I found, to my dismay, that any attempt I made to escape the fog proved to be futile. It came out of seemingly nowhere. When I left the house to walk down the road, the sun shone. Beyond, to the West, however, I saw a grey shroud that, to my naive estimation at the time, looked to be far away. By far away, I mean back by the fold of green hills that roll down by Liam's house. I felt confident that I would be able to make it there and back and in turn ensure that the dogs had a decent run for the day. But as I walked forward, the fog encroached on my path like steam from a kettle that can suddenly cloud the kitchen window pane in mere seconds. I felt a sense of panic with the limited vision and wondered if the occasional car that might pass by could pick us out on the roadside. Within moments the fog had rolled in to where I stood and held me captive in its spiderish grip. The dogs looked bewildered but nevertheless continued to walk ahead. I considered my situation. In the far off distance I could make out the gable end of our house and decided to use it as a beacon.

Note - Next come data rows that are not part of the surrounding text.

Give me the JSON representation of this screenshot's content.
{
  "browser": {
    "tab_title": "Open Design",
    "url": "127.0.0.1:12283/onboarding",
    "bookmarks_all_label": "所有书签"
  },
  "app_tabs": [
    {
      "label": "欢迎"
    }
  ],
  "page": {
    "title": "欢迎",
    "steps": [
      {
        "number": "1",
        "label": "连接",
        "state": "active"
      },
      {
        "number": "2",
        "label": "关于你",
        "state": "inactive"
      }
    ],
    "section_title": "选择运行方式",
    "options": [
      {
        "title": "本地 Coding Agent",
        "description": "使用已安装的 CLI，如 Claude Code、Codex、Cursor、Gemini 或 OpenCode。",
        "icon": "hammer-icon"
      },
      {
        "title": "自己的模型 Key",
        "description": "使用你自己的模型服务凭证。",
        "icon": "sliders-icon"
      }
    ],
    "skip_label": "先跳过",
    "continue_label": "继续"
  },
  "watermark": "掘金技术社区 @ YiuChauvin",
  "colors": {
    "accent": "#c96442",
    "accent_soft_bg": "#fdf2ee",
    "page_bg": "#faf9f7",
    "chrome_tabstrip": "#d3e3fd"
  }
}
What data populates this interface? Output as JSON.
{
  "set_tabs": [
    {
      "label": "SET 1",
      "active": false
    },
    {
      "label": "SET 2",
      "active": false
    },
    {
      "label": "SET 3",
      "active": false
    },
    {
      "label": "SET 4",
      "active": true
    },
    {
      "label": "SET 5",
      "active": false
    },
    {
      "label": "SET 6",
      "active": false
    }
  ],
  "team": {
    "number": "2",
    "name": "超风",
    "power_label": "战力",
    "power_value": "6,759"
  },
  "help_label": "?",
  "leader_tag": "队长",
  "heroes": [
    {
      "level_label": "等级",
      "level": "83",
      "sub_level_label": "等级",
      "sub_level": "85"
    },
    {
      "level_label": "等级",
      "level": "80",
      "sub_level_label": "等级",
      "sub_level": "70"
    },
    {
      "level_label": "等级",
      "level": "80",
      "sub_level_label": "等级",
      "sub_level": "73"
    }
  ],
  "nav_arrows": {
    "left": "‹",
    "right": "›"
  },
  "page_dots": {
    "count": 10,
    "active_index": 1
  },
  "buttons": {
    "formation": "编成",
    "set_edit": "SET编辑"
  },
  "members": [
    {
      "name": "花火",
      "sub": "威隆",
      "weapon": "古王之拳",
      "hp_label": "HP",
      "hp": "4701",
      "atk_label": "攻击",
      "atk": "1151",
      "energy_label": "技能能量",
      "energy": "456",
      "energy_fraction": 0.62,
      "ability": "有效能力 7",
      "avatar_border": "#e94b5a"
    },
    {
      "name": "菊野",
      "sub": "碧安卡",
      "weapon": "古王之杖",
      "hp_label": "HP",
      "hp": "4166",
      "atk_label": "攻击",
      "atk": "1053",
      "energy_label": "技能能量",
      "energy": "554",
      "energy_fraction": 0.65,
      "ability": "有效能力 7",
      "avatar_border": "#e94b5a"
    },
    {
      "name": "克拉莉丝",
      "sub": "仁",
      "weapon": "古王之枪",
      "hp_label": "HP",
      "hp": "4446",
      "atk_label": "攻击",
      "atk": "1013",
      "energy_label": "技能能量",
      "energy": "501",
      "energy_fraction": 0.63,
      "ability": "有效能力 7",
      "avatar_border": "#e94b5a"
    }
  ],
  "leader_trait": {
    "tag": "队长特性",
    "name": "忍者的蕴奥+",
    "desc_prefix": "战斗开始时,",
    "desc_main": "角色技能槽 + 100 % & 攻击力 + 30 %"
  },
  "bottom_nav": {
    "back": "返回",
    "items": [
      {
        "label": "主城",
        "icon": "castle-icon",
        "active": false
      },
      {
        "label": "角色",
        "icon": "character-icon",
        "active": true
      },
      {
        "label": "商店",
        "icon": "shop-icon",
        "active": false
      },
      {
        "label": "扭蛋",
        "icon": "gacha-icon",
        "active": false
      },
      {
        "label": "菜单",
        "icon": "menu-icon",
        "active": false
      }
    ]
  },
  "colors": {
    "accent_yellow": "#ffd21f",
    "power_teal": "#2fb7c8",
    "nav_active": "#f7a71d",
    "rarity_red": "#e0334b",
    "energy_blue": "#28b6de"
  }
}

The warmth of the home was a comfort to me as I opened the back door and I swore to myself as I untied my boots because I had deposited large black smears of mud on the rug. Still, I thought, the mud would dry and the fog would pass. Eventually. The fog can be beautiful, from the inside looking out, delicate as a web it appears flimsy in spots and then just as easily, it can turn into a grey sticky treacle like matter. Just try walking in it though, when you become befuddled, swamped and trapped by a lost sense of direction, even if you know that deep down underneath, beneath the surface of your being is a screaming to get out and the way home is clear and navigable.